## Your objective
Return the data in full, exactly as it was written.

## Data for this exercise
↓
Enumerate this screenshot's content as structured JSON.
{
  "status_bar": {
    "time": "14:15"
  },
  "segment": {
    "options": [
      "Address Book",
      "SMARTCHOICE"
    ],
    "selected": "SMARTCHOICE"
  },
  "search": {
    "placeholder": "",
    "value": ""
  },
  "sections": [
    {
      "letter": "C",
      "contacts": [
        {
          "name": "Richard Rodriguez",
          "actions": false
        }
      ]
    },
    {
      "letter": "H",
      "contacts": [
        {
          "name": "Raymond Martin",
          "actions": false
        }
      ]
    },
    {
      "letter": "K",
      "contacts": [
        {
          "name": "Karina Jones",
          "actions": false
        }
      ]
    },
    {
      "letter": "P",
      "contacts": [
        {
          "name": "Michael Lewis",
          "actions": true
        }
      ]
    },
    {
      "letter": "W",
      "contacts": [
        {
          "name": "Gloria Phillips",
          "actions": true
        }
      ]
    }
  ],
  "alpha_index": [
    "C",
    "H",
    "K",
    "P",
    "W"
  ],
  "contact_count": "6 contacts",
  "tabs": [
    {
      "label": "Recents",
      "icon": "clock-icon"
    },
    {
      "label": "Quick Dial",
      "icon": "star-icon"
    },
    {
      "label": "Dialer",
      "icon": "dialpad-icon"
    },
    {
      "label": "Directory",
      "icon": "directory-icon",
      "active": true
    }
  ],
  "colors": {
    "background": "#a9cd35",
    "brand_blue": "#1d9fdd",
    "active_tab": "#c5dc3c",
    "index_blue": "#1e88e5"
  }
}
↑
## Result
Enumerate this screenshot's content as structured JSON.
{
  "status_bar": {
    "time": "14:15"
  },
  "segment": {
    "options": [
      "Address Book",
      "SMARTCHOICE"
    ],
    "selected": "SMARTCHOICE"
  },
  "search": {
    "placeholder": "",
    "value": ""
  },
  "sections": [
    {
      "letter": "C",
      "contacts": [
        {
          "name": "Richard Rodriguez",
          "actions": false
        }
      ]
    },
    {
      "letter": "H",
      "contacts": [
        {
          "name": "Raymond Martin",
          "actions": false
        }
      ]
    },
    {
      "letter": "K",
      "contacts": [
        {
          "name": "Karina Jones",
          "actions": false
        }
      ]
    },
    {
      "letter": "P",
      "contacts": [
        {
          "name": "Michael Lewis",
          "actions": true
        }
      ]
    },
    {
      "letter": "W",
      "contacts": [
        {
          "name": "Gloria Phillips",
          "actions": true
        }
      ]
    }
  ],
  "alpha_index": [
    "C",
    "H",
    "K",
    "P",
    "W"
  ],
  "contact_count": "6 contacts",
  "tabs": [
    {
      "label": "Recents",
      "icon": "clock-icon"
    },
    {
      "label": "Quick Dial",
      "icon": "star-icon"
    },
    {
      "label": "Dialer",
      "icon": "dialpad-icon"
    },
    {
      "label": "Directory",
      "icon": "directory-icon",
      "active": true
    }
  ],
  "colors": {
    "background": "#a9cd35",
    "brand_blue": "#1d9fdd",
    "active_tab": "#c5dc3c",
    "index_blue": "#1e88e5"
  }
}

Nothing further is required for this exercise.